[Stored data]
☆ ☆ ☆ ☆ ☆

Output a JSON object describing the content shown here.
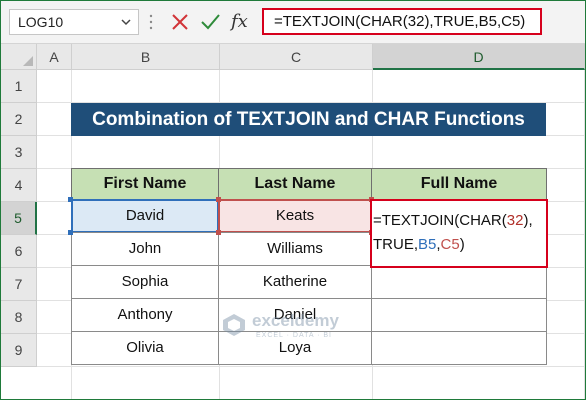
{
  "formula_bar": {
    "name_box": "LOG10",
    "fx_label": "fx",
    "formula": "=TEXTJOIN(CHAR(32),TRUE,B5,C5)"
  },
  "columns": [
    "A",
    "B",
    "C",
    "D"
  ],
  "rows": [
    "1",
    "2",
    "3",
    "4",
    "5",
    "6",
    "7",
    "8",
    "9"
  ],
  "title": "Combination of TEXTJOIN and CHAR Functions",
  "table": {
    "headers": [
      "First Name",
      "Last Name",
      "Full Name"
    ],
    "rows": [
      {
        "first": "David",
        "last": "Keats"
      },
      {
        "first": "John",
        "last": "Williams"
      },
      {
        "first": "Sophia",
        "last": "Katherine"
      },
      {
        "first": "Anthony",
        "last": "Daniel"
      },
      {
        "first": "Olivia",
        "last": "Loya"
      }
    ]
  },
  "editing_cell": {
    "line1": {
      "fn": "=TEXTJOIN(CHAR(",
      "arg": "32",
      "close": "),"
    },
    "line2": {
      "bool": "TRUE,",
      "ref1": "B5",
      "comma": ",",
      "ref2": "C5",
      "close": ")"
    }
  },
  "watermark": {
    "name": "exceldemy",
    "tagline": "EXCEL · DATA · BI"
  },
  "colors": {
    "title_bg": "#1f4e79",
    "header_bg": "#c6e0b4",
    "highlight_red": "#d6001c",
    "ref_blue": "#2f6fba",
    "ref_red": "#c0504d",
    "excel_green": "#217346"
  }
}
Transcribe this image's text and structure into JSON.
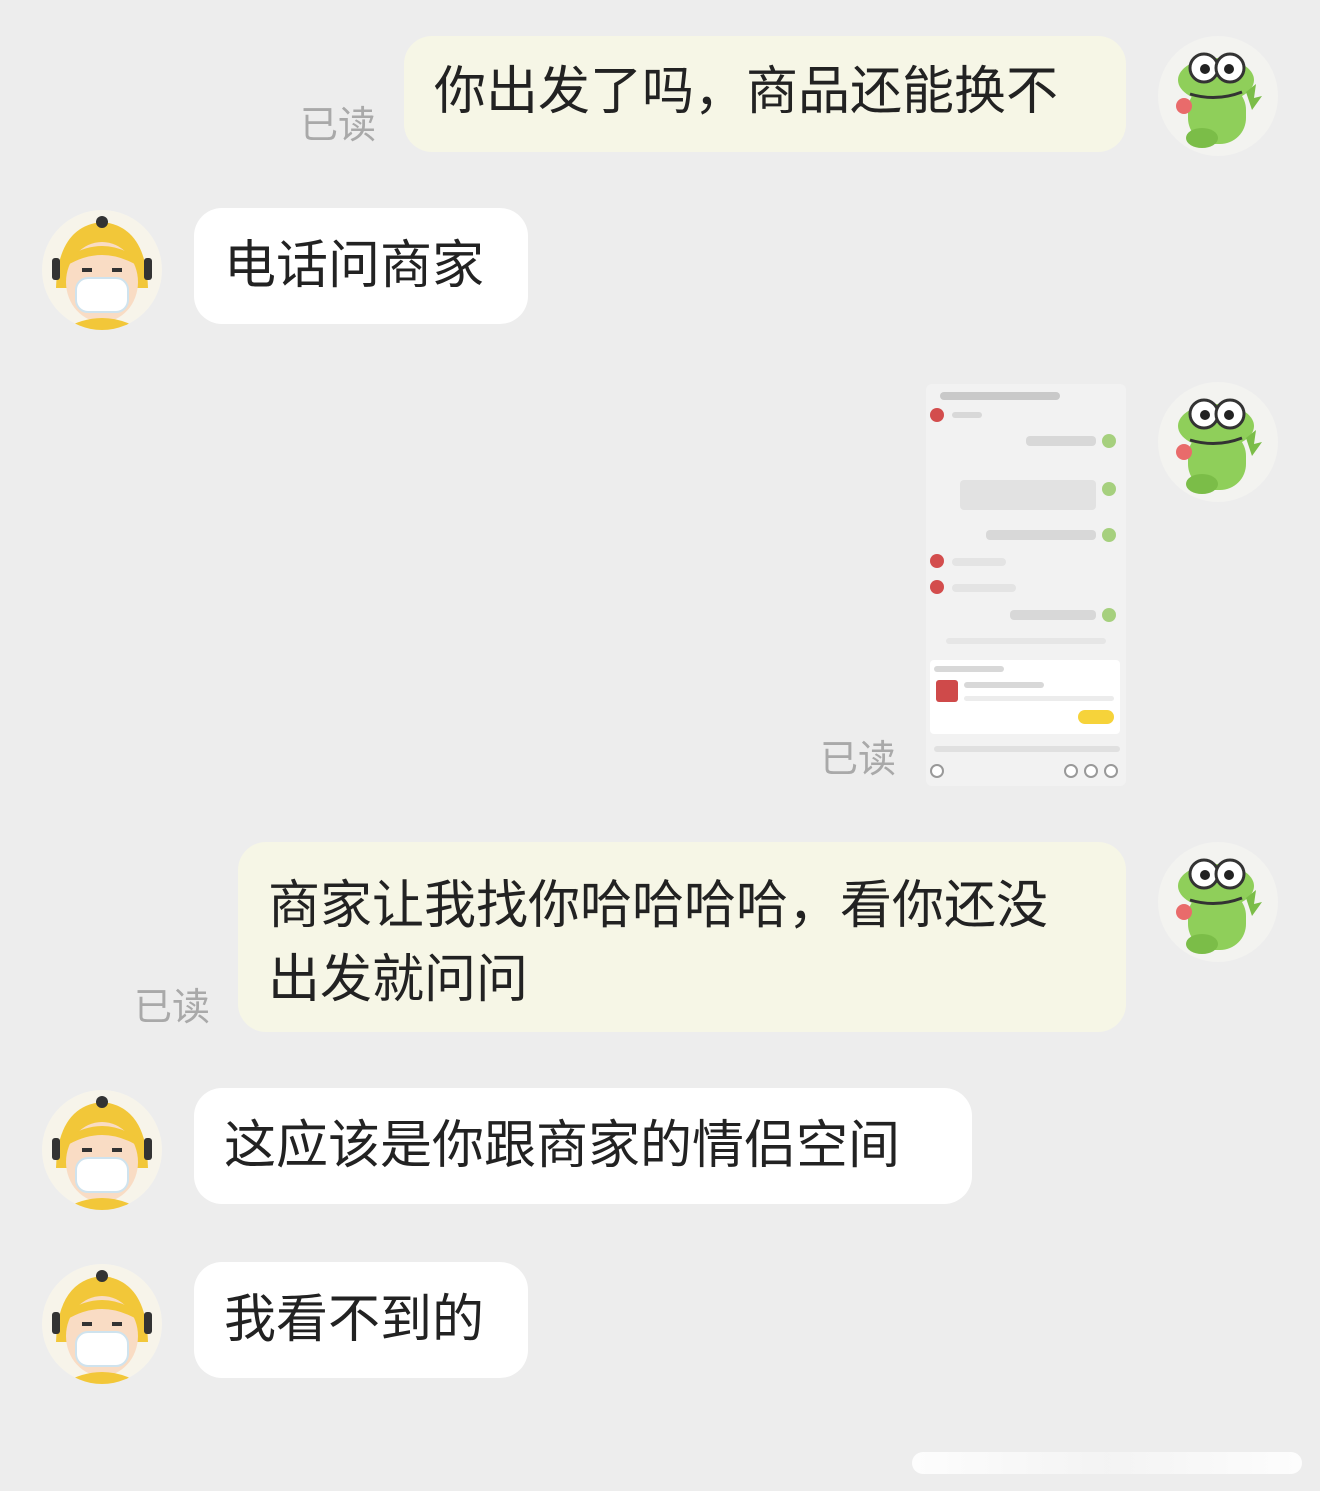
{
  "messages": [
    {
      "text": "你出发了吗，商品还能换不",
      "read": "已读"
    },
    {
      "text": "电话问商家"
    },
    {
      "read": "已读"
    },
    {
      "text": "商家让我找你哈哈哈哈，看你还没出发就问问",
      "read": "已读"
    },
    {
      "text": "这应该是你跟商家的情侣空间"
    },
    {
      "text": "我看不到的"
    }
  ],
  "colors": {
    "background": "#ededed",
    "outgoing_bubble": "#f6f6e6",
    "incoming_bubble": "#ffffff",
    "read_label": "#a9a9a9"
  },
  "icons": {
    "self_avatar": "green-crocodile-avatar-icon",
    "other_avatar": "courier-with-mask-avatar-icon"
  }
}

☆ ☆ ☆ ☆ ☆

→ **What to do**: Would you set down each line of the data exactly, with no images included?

→ **Response below**:
Output a JSON object describing the content shown here.
{
  "formula_bar": {
    "name_box": "LOG10",
    "fx_label": "fx",
    "formula": "=TEXTJOIN(CHAR(32),TRUE,B5,C5)"
  },
  "columns": [
    "A",
    "B",
    "C",
    "D"
  ],
  "rows": [
    "1",
    "2",
    "3",
    "4",
    "5",
    "6",
    "7",
    "8",
    "9"
  ],
  "title": "Combination of TEXTJOIN and CHAR Functions",
  "table": {
    "headers": [
      "First Name",
      "Last Name",
      "Full Name"
    ],
    "rows": [
      {
        "first": "David",
        "last": "Keats"
      },
      {
        "first": "John",
        "last": "Williams"
      },
      {
        "first": "Sophia",
        "last": "Katherine"
      },
      {
        "first": "Anthony",
        "last": "Daniel"
      },
      {
        "first": "Olivia",
        "last": "Loya"
      }
    ]
  },
  "editing_cell": {
    "line1": {
      "fn": "=TEXTJOIN(CHAR(",
      "arg": "32",
      "close": "),"
    },
    "line2": {
      "bool": "TRUE,",
      "ref1": "B5",
      "comma": ",",
      "ref2": "C5",
      "close": ")"
    }
  },
  "watermark": {
    "name": "exceldemy",
    "tagline": "EXCEL · DATA · BI"
  },
  "colors": {
    "title_bg": "#1f4e79",
    "header_bg": "#c6e0b4",
    "highlight_red": "#d6001c",
    "ref_blue": "#2f6fba",
    "ref_red": "#c0504d",
    "excel_green": "#217346"
  }
}
Transcribe this image's text and structure into JSON.
{
  "messages": [
    {
      "text": "你出发了吗，商品还能换不",
      "read": "已读"
    },
    {
      "text": "电话问商家"
    },
    {
      "read": "已读"
    },
    {
      "text": "商家让我找你哈哈哈哈，看你还没出发就问问",
      "read": "已读"
    },
    {
      "text": "这应该是你跟商家的情侣空间"
    },
    {
      "text": "我看不到的"
    }
  ],
  "colors": {
    "background": "#ededed",
    "outgoing_bubble": "#f6f6e6",
    "incoming_bubble": "#ffffff",
    "read_label": "#a9a9a9"
  },
  "icons": {
    "self_avatar": "green-crocodile-avatar-icon",
    "other_avatar": "courier-with-mask-avatar-icon"
  }
}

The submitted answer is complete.